__Data to process__:
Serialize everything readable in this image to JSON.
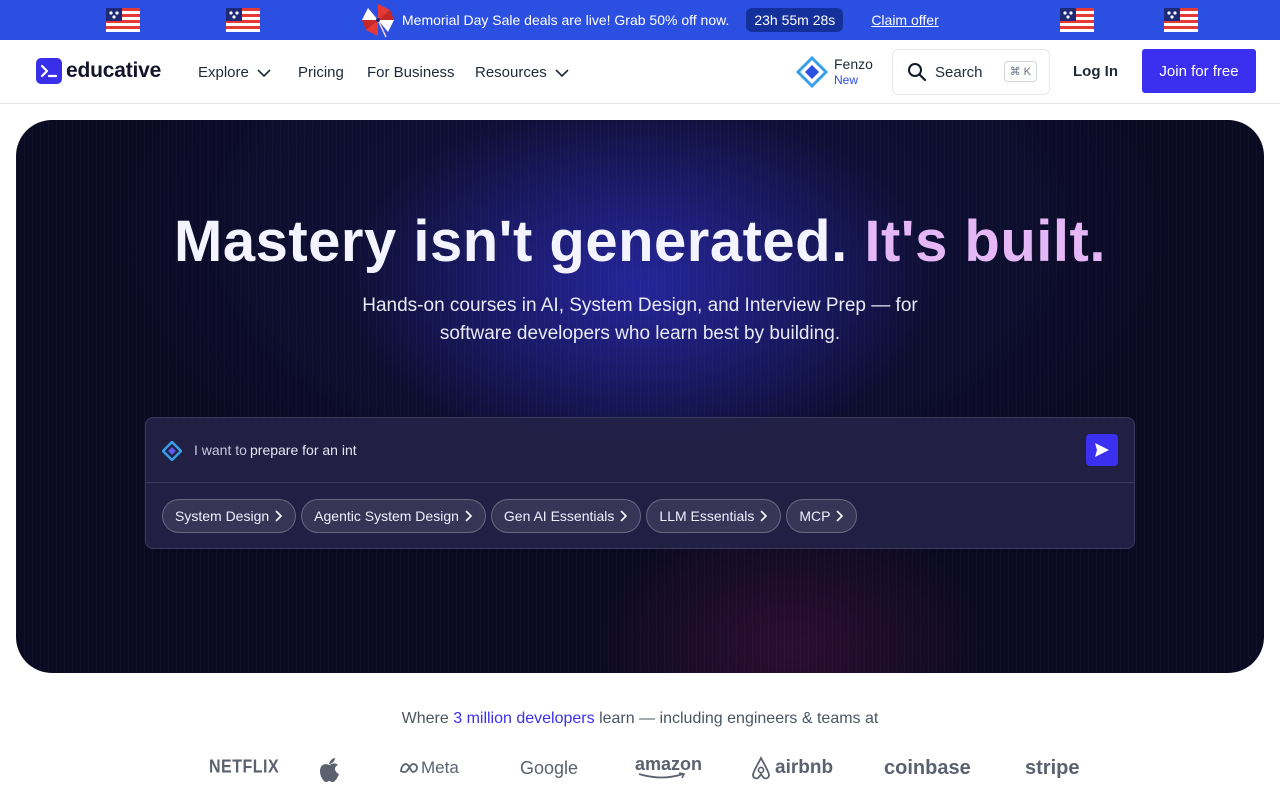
{
  "promo": {
    "text": "Memorial Day Sale deals are live! Grab 50% off now.",
    "timer": "23h 55m 28s",
    "cta": "Claim offer"
  },
  "nav": {
    "logo": "educative",
    "items": [
      {
        "label": "Explore"
      },
      {
        "label": "Pricing"
      },
      {
        "label": "For Business"
      },
      {
        "label": "Resources"
      }
    ],
    "fenzo_name": "Fenzo",
    "fenzo_badge": "New",
    "search_label": "Search",
    "search_shortcut": "⌘ K",
    "login": "Log In",
    "join": "Join for free"
  },
  "hero": {
    "headline_main": "Mastery isn't generated.",
    "headline_accent": "It's built.",
    "subhead": "Hands-on courses in AI, System Design, and Interview Prep — for software developers who learn best by building.",
    "prompt_prefix": "I want to",
    "prompt_value": "prepare for an int",
    "chips": [
      {
        "label": "System Design"
      },
      {
        "label": "Agentic System Design"
      },
      {
        "label": "Gen AI Essentials"
      },
      {
        "label": "LLM Essentials"
      },
      {
        "label": "MCP"
      }
    ]
  },
  "proof": {
    "prefix": "Where",
    "highlight": "3 million developers",
    "suffix": "learn — including engineers & teams at",
    "brands": [
      "NETFLIX",
      "Meta",
      "Google",
      "amazon",
      "airbnb",
      "coinbase",
      "stripe"
    ]
  },
  "colors": {
    "banner": "#2b4fe0",
    "primary": "#3b2ff0",
    "accent_pink": "#e6b7f6",
    "hero_bg": "#0a0a22"
  }
}
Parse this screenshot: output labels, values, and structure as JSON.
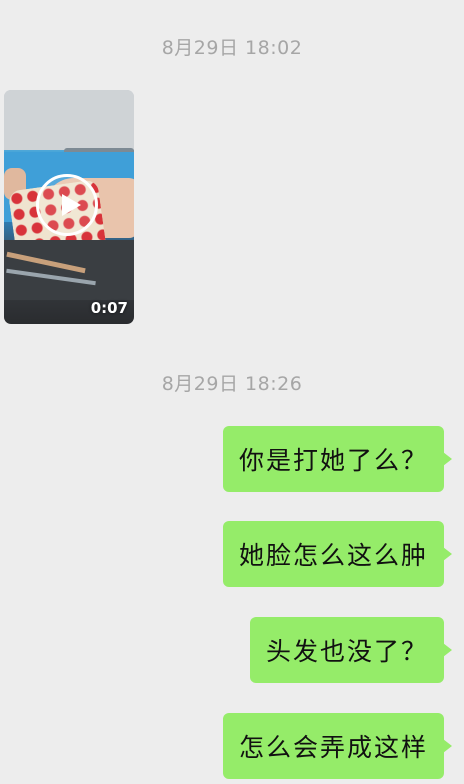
{
  "chat": {
    "timestamps": [
      "8月29日 18:02",
      "8月29日 18:26"
    ],
    "video_message": {
      "duration": "0:07",
      "icon": "play-icon"
    },
    "messages": [
      "你是打她了么？",
      "她脸怎么这么肿",
      "头发也没了？",
      "怎么会弄成这样"
    ],
    "colors": {
      "background": "#ededed",
      "sent_bubble": "#95ec69",
      "timestamp_text": "#a6a6a6"
    }
  }
}
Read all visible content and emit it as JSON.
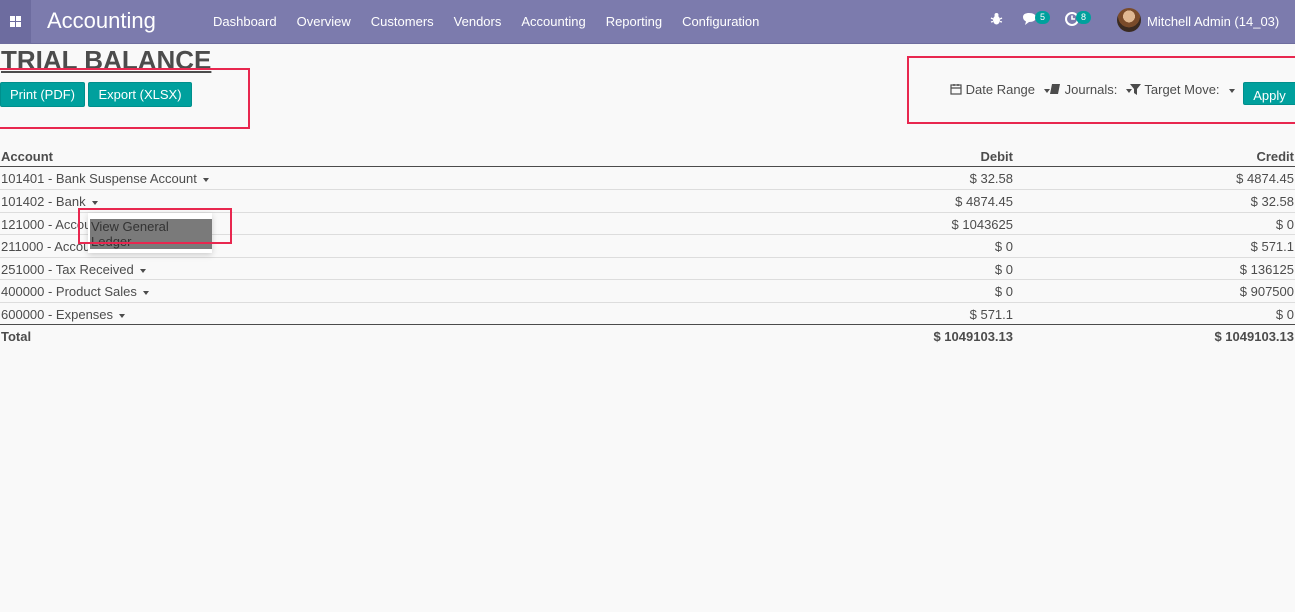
{
  "navbar": {
    "brand": "Accounting",
    "menu": [
      "Dashboard",
      "Overview",
      "Customers",
      "Vendors",
      "Accounting",
      "Reporting",
      "Configuration"
    ],
    "messages_count": "5",
    "activities_count": "8",
    "user_name": "Mitchell Admin (14_03)",
    "accent_color": "#7c7bad"
  },
  "report": {
    "title": "TRIAL BALANCE",
    "print_label": "Print (PDF)",
    "export_label": "Export (XLSX)",
    "filters": {
      "date_range": "Date Range",
      "journals": "Journals:",
      "target_move": "Target Move:",
      "apply": "Apply"
    }
  },
  "table": {
    "headers": {
      "account": "Account",
      "debit": "Debit",
      "credit": "Credit"
    },
    "rows": [
      {
        "account": "101401 - Bank Suspense Account",
        "debit": "$ 32.58",
        "credit": "$ 4874.45"
      },
      {
        "account": "101402 - Bank",
        "debit": "$ 4874.45",
        "credit": "$ 32.58"
      },
      {
        "account": "121000 - Accou",
        "debit": "$ 1043625",
        "credit": "$ 0"
      },
      {
        "account": "211000 - Accou",
        "debit": "$ 0",
        "credit": "$ 571.1"
      },
      {
        "account": "251000 - Tax Received",
        "debit": "$ 0",
        "credit": "$ 136125"
      },
      {
        "account": "400000 - Product Sales",
        "debit": "$ 0",
        "credit": "$ 907500"
      },
      {
        "account": "600000 - Expenses",
        "debit": "$ 571.1",
        "credit": "$ 0"
      }
    ],
    "total": {
      "label": "Total",
      "debit": "$ 1049103.13",
      "credit": "$ 1049103.13"
    }
  },
  "popup": {
    "item": "View General Ledger"
  },
  "colors": {
    "button": "#00a09d",
    "annotation": "#e8274f"
  }
}
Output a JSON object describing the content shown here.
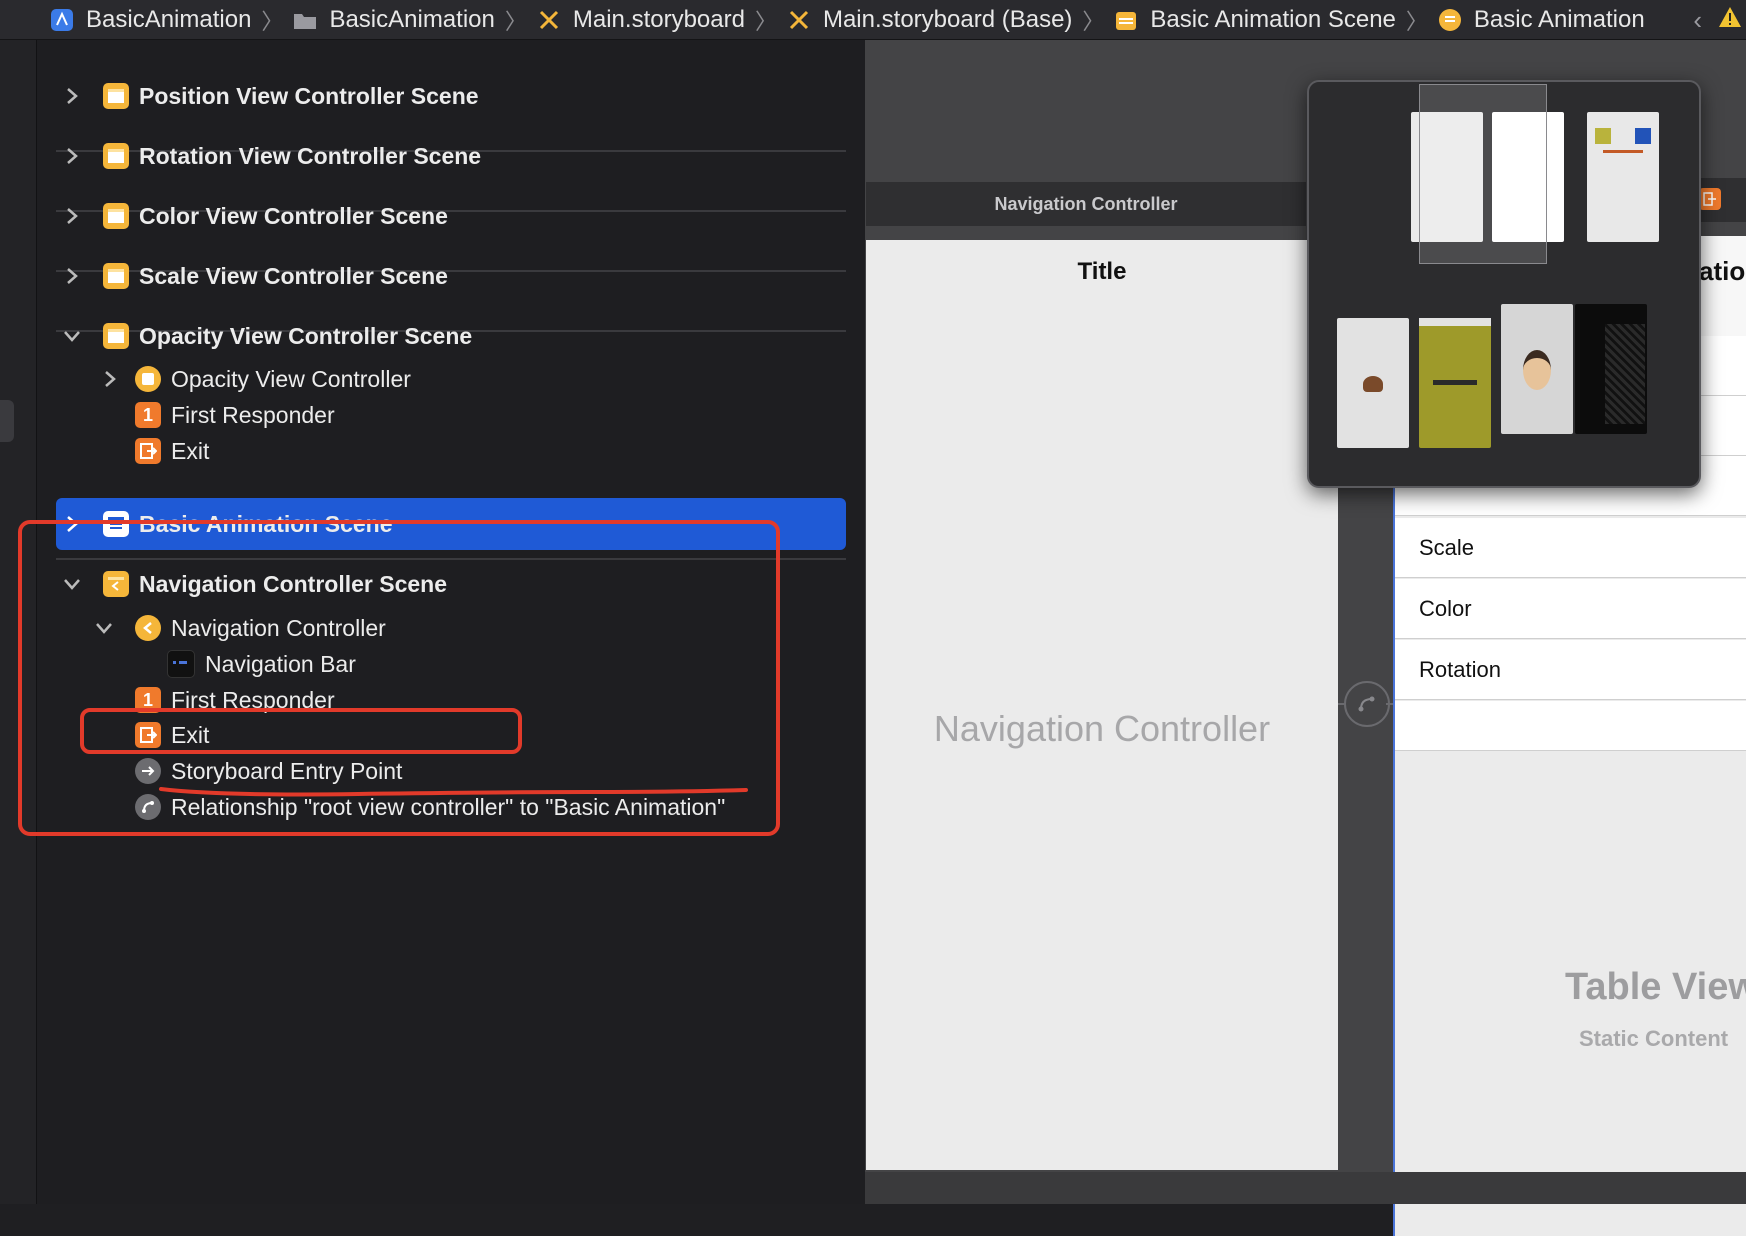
{
  "breadcrumb": [
    {
      "label": "BasicAnimation",
      "icon": "xcode-project-icon"
    },
    {
      "label": "BasicAnimation",
      "icon": "folder-icon"
    },
    {
      "label": "Main.storyboard",
      "icon": "storyboard-icon"
    },
    {
      "label": "Main.storyboard (Base)",
      "icon": "storyboard-icon"
    },
    {
      "label": "Basic Animation Scene",
      "icon": "scene-icon"
    },
    {
      "label": "Basic Animation",
      "icon": "view-controller-icon"
    }
  ],
  "outline": {
    "scenes": [
      {
        "label": "Position View Controller Scene"
      },
      {
        "label": "Rotation View Controller Scene"
      },
      {
        "label": "Color View Controller Scene"
      },
      {
        "label": "Scale View Controller Scene"
      },
      {
        "label": "Opacity View Controller Scene"
      }
    ],
    "opacity_children": {
      "vc": "Opacity View Controller",
      "first_responder": "First Responder",
      "exit": "Exit"
    },
    "basic_animation_scene": "Basic Animation Scene",
    "navigation_scene": {
      "label": "Navigation Controller Scene",
      "nav_controller": "Navigation Controller",
      "nav_bar": "Navigation Bar",
      "first_responder": "First Responder",
      "exit": "Exit",
      "entry_point": "Storyboard Entry Point",
      "relationship": "Relationship \"root view controller\" to \"Basic Animation\""
    },
    "first_responder_badge": "1"
  },
  "canvas": {
    "nav_header": "Navigation Controller",
    "nav_title": "Title",
    "nav_placeholder": "Navigation Controller",
    "table_header_partial": "atior",
    "table_rows": [
      "Scale",
      "Color",
      "Rotation"
    ],
    "table_title": "Table View",
    "table_subtitle": "Static Content"
  },
  "colors": {
    "selection": "#1f5ad6",
    "annotation": "#e23a2a",
    "scene_icon": "#f5b63a",
    "responder_icon": "#f07a2c"
  }
}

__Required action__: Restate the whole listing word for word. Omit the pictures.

__Answer area__:
Serialize everything readable in this image to JSON.
{
  "promo": {
    "text": "Memorial Day Sale deals are live! Grab 50% off now.",
    "timer": "23h 55m 28s",
    "cta": "Claim offer"
  },
  "nav": {
    "logo": "educative",
    "items": [
      {
        "label": "Explore"
      },
      {
        "label": "Pricing"
      },
      {
        "label": "For Business"
      },
      {
        "label": "Resources"
      }
    ],
    "fenzo_name": "Fenzo",
    "fenzo_badge": "New",
    "search_label": "Search",
    "search_shortcut": "⌘ K",
    "login": "Log In",
    "join": "Join for free"
  },
  "hero": {
    "headline_main": "Mastery isn't generated.",
    "headline_accent": "It's built.",
    "subhead": "Hands-on courses in AI, System Design, and Interview Prep — for software developers who learn best by building.",
    "prompt_prefix": "I want to",
    "prompt_value": "prepare for an int",
    "chips": [
      {
        "label": "System Design"
      },
      {
        "label": "Agentic System Design"
      },
      {
        "label": "Gen AI Essentials"
      },
      {
        "label": "LLM Essentials"
      },
      {
        "label": "MCP"
      }
    ]
  },
  "proof": {
    "prefix": "Where",
    "highlight": "3 million developers",
    "suffix": "learn — including engineers & teams at",
    "brands": [
      "NETFLIX",
      "Meta",
      "Google",
      "amazon",
      "airbnb",
      "coinbase",
      "stripe"
    ]
  },
  "colors": {
    "banner": "#2b4fe0",
    "primary": "#3b2ff0",
    "accent_pink": "#e6b7f6",
    "hero_bg": "#0a0a22"
  }
}
Parse this screenshot: output labels, values, and structure as JSON.
{
  "chat": {
    "timestamps": [
      "8月29日 18:02",
      "8月29日 18:26"
    ],
    "video_message": {
      "duration": "0:07",
      "icon": "play-icon"
    },
    "messages": [
      "你是打她了么？",
      "她脸怎么这么肿",
      "头发也没了？",
      "怎么会弄成这样"
    ],
    "colors": {
      "background": "#ededed",
      "sent_bubble": "#95ec69",
      "timestamp_text": "#a6a6a6"
    }
  }
}
Read all visible content and emit it as JSON.
{
  "navbar": {
    "brand": "Accounting",
    "menu": [
      "Dashboard",
      "Overview",
      "Customers",
      "Vendors",
      "Accounting",
      "Reporting",
      "Configuration"
    ],
    "messages_count": "5",
    "activities_count": "8",
    "user_name": "Mitchell Admin (14_03)",
    "accent_color": "#7c7bad"
  },
  "report": {
    "title": "TRIAL BALANCE",
    "print_label": "Print (PDF)",
    "export_label": "Export (XLSX)",
    "filters": {
      "date_range": "Date Range",
      "journals": "Journals:",
      "target_move": "Target Move:",
      "apply": "Apply"
    }
  },
  "table": {
    "headers": {
      "account": "Account",
      "debit": "Debit",
      "credit": "Credit"
    },
    "rows": [
      {
        "account": "101401 - Bank Suspense Account",
        "debit": "$ 32.58",
        "credit": "$ 4874.45"
      },
      {
        "account": "101402 - Bank",
        "debit": "$ 4874.45",
        "credit": "$ 32.58"
      },
      {
        "account": "121000 - Accou",
        "debit": "$ 1043625",
        "credit": "$ 0"
      },
      {
        "account": "211000 - Accou",
        "debit": "$ 0",
        "credit": "$ 571.1"
      },
      {
        "account": "251000 - Tax Received",
        "debit": "$ 0",
        "credit": "$ 136125"
      },
      {
        "account": "400000 - Product Sales",
        "debit": "$ 0",
        "credit": "$ 907500"
      },
      {
        "account": "600000 - Expenses",
        "debit": "$ 571.1",
        "credit": "$ 0"
      }
    ],
    "total": {
      "label": "Total",
      "debit": "$ 1049103.13",
      "credit": "$ 1049103.13"
    }
  },
  "popup": {
    "item": "View General Ledger"
  },
  "colors": {
    "button": "#00a09d",
    "annotation": "#e8274f"
  }
}
Output a JSON object describing the content shown here.
{
  "breadcrumb": [
    {
      "label": "BasicAnimation",
      "icon": "xcode-project-icon"
    },
    {
      "label": "BasicAnimation",
      "icon": "folder-icon"
    },
    {
      "label": "Main.storyboard",
      "icon": "storyboard-icon"
    },
    {
      "label": "Main.storyboard (Base)",
      "icon": "storyboard-icon"
    },
    {
      "label": "Basic Animation Scene",
      "icon": "scene-icon"
    },
    {
      "label": "Basic Animation",
      "icon": "view-controller-icon"
    }
  ],
  "outline": {
    "scenes": [
      {
        "label": "Position View Controller Scene"
      },
      {
        "label": "Rotation View Controller Scene"
      },
      {
        "label": "Color View Controller Scene"
      },
      {
        "label": "Scale View Controller Scene"
      },
      {
        "label": "Opacity View Controller Scene"
      }
    ],
    "opacity_children": {
      "vc": "Opacity View Controller",
      "first_responder": "First Responder",
      "exit": "Exit"
    },
    "basic_animation_scene": "Basic Animation Scene",
    "navigation_scene": {
      "label": "Navigation Controller Scene",
      "nav_controller": "Navigation Controller",
      "nav_bar": "Navigation Bar",
      "first_responder": "First Responder",
      "exit": "Exit",
      "entry_point": "Storyboard Entry Point",
      "relationship": "Relationship \"root view controller\" to \"Basic Animation\""
    },
    "first_responder_badge": "1"
  },
  "canvas": {
    "nav_header": "Navigation Controller",
    "nav_title": "Title",
    "nav_placeholder": "Navigation Controller",
    "table_header_partial": "atior",
    "table_rows": [
      "Scale",
      "Color",
      "Rotation"
    ],
    "table_title": "Table View",
    "table_subtitle": "Static Content"
  },
  "colors": {
    "selection": "#1f5ad6",
    "annotation": "#e23a2a",
    "scene_icon": "#f5b63a",
    "responder_icon": "#f07a2c"
  }
}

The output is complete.